ENGLISH CARICATURISTS.

with "Honest Thieves"; an officer outside (surrounded by a deeply interested crowd) is engaged in breaking up a second pair of dishonest scales. Chronology, difference in politics, character, tastes, and disposition, are most amusingly set at defiance in the etching entitled The Revolution at Madame Tussaud's [1847]: Mary Queen of Scots "treads a measure" with William Penn the Quaker; Fox and Pitt make long noses at each other from opposite sides of the room; O'Connell shakes hands with Freschi, to whom our old friend the elderly country gentleman offers a friendly pinch of snuff; William Shakespeare flirts with an almond-eyed Chinese woman; Henry the Eighth smokes a long churchwarden with Judge Jefferys; Lord Byron (with greater propriety) exchanges friendly greetings with Jean Jacques Rousseau; whilst the great Napoleon unbends, as chroniclers assert that he was wont to do, and waltzes round the room with Madame Tussaud, and Britannia (to the uproarious delight of Sir William Wallace) rasps her trident across her shield, by way of accompaniment to the fiddle of the Saturnine Paganini.

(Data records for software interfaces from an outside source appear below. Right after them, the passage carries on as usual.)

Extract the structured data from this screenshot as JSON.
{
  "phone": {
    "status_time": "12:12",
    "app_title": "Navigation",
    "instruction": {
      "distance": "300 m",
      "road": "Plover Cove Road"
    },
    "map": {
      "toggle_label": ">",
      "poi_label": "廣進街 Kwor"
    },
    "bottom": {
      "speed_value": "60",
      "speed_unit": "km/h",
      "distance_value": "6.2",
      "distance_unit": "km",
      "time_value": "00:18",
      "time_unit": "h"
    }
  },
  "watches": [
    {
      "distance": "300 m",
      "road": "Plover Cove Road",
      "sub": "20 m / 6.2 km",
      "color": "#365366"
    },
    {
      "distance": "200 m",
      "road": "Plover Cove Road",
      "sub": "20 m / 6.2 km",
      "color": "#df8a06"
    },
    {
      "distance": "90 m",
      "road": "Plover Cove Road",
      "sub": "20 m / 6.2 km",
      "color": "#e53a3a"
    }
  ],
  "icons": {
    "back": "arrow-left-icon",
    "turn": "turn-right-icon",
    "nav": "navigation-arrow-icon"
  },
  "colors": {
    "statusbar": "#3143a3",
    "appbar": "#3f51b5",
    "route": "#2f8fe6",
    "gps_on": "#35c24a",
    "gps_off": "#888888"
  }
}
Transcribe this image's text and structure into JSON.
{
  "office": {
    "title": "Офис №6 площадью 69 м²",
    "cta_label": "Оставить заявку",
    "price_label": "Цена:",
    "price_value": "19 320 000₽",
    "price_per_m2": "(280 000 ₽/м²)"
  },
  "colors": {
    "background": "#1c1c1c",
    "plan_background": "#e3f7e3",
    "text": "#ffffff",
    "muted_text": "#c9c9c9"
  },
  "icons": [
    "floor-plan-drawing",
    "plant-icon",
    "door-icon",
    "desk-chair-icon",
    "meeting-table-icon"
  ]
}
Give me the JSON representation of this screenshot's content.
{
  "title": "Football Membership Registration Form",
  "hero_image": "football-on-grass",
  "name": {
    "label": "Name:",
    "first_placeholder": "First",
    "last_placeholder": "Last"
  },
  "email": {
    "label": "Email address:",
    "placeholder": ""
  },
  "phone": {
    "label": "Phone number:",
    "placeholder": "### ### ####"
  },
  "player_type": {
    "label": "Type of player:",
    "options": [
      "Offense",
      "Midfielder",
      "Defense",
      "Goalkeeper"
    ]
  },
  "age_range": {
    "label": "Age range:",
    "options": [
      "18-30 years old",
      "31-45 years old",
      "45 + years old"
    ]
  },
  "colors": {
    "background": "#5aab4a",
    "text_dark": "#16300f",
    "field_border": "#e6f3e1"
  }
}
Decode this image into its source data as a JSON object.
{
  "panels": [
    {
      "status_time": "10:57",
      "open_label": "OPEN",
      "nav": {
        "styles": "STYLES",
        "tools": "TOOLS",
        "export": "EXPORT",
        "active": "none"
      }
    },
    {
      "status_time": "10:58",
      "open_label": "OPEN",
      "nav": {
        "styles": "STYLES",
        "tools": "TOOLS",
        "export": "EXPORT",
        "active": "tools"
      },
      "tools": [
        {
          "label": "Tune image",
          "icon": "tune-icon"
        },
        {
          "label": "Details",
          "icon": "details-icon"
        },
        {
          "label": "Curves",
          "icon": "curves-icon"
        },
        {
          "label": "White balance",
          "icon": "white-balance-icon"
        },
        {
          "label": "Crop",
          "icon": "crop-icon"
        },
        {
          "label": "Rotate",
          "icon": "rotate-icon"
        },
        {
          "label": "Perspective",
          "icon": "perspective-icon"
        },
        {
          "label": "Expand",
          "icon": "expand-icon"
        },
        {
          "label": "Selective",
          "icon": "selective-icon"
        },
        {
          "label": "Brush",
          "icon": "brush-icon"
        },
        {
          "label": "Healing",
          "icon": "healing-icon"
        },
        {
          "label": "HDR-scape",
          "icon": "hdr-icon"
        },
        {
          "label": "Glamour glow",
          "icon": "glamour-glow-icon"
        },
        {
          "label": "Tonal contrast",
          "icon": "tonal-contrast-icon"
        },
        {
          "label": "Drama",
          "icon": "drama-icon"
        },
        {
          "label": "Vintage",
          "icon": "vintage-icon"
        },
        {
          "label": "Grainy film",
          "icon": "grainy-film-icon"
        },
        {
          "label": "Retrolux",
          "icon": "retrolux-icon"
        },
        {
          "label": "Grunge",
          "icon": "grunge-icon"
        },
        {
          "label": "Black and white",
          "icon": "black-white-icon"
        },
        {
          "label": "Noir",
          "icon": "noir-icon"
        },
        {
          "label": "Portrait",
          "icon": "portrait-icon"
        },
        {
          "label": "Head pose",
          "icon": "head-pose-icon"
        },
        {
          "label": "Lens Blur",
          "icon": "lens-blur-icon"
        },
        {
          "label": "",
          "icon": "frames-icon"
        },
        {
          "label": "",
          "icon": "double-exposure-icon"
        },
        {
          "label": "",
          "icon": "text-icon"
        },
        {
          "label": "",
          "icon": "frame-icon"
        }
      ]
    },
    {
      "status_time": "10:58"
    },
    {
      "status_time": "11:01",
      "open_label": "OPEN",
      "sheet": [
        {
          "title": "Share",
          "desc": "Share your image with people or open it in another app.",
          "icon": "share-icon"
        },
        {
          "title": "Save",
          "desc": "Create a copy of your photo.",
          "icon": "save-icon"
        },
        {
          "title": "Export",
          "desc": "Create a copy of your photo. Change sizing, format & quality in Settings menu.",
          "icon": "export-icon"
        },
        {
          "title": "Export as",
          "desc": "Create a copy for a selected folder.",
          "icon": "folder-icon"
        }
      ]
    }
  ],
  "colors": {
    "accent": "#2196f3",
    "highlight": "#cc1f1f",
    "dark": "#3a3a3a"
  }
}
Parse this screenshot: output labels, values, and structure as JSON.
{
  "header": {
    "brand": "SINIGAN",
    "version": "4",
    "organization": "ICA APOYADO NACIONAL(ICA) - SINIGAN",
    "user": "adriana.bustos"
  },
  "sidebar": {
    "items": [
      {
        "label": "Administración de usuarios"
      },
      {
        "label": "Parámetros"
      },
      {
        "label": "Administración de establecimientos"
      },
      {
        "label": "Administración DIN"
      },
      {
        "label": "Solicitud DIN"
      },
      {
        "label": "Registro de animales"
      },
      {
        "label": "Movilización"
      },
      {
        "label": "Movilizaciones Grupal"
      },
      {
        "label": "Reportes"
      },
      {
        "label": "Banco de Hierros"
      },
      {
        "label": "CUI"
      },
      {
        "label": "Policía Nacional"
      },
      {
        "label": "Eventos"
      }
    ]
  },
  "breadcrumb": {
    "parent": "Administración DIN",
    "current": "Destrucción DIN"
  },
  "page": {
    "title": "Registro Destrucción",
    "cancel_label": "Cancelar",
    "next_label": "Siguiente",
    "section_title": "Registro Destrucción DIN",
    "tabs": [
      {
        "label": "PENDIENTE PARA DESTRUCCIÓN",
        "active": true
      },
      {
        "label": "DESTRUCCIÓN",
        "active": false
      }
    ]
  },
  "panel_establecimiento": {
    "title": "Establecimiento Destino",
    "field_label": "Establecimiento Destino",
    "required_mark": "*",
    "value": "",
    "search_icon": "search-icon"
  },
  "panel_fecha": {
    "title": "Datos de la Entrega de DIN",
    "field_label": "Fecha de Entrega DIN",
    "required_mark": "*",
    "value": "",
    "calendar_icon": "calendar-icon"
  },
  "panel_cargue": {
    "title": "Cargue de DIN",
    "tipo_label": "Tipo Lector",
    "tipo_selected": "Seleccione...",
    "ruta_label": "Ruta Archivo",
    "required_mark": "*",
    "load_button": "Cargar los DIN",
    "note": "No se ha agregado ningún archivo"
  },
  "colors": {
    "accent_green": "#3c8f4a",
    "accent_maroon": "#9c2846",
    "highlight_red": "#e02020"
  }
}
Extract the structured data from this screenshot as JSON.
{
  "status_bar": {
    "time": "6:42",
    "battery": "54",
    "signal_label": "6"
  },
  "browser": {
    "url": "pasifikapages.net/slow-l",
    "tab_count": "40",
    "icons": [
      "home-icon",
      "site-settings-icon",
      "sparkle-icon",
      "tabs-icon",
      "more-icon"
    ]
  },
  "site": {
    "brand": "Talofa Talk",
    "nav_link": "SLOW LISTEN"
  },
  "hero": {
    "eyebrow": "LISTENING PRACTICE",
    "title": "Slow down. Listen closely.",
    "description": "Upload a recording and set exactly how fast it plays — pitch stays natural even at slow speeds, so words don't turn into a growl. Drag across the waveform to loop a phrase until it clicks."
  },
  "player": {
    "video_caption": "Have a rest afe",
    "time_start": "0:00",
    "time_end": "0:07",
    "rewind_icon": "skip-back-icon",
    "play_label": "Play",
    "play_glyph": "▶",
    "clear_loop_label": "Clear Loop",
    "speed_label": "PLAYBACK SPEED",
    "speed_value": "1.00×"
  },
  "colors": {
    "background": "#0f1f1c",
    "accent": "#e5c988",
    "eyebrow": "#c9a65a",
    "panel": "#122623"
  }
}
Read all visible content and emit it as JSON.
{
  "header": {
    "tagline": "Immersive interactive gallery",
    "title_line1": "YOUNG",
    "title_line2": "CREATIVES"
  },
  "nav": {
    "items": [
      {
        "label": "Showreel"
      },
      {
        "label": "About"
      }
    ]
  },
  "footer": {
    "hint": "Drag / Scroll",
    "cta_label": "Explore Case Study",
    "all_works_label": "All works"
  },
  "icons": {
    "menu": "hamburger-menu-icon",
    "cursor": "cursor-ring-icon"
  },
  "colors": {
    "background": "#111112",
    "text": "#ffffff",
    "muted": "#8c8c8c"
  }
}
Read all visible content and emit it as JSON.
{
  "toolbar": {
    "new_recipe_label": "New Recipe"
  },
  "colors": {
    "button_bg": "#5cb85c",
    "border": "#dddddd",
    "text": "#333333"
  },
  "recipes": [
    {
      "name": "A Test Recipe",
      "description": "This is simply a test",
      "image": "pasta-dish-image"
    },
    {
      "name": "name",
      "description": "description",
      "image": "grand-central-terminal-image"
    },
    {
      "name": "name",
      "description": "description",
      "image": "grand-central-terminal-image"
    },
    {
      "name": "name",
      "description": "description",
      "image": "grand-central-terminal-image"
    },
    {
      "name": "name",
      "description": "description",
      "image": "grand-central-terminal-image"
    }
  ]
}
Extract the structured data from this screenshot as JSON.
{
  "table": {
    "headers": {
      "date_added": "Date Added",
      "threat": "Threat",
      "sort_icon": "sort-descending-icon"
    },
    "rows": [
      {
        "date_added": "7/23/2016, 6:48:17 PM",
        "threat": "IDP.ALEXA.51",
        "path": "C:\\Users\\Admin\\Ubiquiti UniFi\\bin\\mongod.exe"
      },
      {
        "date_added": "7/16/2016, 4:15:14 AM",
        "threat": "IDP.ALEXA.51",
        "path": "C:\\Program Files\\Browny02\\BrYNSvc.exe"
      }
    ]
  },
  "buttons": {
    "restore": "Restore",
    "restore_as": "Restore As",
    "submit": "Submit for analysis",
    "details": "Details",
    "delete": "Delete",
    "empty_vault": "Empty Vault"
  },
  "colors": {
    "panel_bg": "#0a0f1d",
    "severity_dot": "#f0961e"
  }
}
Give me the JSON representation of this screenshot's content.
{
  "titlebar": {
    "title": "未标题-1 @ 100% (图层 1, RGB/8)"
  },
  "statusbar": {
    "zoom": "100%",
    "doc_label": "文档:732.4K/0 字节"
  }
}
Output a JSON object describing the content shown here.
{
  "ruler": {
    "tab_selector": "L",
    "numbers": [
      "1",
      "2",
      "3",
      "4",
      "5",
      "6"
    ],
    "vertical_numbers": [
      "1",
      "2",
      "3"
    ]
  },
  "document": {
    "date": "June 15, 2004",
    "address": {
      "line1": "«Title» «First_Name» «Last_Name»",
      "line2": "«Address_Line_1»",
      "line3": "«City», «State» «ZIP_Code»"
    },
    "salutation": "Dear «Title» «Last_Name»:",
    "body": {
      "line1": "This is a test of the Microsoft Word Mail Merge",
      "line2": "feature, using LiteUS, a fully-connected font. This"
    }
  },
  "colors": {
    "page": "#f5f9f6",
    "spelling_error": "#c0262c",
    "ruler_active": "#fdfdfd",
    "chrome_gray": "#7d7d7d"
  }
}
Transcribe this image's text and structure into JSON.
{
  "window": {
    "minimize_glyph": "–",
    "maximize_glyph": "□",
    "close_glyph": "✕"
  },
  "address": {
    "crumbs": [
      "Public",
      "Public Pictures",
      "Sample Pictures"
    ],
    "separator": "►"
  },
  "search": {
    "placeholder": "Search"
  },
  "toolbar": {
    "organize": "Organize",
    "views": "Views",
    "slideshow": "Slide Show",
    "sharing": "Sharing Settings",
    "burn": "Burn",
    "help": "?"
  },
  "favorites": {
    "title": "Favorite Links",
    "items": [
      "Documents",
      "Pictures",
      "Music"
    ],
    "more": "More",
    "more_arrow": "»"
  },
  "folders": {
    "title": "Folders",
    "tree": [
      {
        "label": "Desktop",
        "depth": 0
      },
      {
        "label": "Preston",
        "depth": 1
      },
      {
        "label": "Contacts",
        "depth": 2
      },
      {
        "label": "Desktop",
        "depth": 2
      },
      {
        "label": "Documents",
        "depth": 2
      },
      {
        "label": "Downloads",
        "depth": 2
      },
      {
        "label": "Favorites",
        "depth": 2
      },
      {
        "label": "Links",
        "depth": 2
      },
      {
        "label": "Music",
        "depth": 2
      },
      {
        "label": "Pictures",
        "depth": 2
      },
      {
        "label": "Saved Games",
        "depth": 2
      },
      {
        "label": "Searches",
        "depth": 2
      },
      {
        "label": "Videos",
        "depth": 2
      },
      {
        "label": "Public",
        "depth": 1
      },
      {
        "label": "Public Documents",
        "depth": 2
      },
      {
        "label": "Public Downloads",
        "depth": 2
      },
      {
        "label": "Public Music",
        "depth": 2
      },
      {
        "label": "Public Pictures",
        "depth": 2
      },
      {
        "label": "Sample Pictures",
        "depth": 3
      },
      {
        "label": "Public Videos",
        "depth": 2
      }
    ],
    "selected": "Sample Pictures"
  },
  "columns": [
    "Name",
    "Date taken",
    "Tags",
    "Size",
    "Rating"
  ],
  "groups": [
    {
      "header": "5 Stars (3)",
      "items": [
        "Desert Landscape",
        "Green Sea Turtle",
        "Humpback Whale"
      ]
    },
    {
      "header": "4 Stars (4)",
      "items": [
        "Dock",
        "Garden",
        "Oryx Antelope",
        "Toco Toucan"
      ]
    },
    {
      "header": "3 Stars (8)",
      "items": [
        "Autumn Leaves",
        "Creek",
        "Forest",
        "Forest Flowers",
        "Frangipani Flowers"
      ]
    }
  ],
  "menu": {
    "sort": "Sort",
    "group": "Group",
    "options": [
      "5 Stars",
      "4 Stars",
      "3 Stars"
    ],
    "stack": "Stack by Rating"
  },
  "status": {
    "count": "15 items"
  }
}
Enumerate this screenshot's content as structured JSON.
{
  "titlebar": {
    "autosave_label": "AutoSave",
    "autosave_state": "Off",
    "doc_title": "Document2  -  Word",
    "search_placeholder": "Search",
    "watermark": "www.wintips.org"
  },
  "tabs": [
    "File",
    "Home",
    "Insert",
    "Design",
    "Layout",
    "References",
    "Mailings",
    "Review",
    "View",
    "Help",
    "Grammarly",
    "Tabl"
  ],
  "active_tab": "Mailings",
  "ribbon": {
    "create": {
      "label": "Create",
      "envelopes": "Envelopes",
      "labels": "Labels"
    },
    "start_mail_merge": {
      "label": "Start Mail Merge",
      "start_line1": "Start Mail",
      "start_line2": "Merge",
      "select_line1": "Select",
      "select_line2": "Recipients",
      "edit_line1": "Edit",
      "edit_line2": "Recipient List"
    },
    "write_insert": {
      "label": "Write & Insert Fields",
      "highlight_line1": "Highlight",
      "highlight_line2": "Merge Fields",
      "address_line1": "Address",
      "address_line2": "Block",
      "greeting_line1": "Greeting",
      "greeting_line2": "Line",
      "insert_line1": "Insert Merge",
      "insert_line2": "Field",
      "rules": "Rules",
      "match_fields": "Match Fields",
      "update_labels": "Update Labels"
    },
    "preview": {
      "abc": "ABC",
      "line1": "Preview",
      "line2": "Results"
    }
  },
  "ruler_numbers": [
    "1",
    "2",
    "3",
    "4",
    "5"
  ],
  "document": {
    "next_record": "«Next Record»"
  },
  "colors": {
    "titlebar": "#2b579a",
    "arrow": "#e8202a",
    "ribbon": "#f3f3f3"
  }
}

The fun of these side splitting designs is only equalled by their variety. The "Almanack" of 1838 introduces us to the inevitable row which forms the wind-up of a Hibernian festa; chairs, sticks, shovels,—anything that comes to hand is used without fear or favour; men, women, children struggle together in inextricable confusion amidst the débris of wrecked furniture, broken glass, and battered pewter; high above the din drone the nasal tones of the piper; while amidst the infernal clatter "the praist" vainly endeavours to re-establish order and make himself heard. Theatrical Fun Dinner (1841) represents the close of the banquet. Hamlet is already too far gone to know what he is doing; Othello belabours Iago with a bottle; Shylock and Antonio fraternize; whilst a reconciliation is established between Macbeth and Macduff, who chink glasses by way of cementing their friendship; Sir John Falstaff lights his pipe at Bardolph's nose; whilst Romeo hands up a glass of something short and strong to his Juliet in the balcony. 1842 gives us the celebrated etching of "Gone!" an auctioneer "knocking down" a bust of Socrates; at the word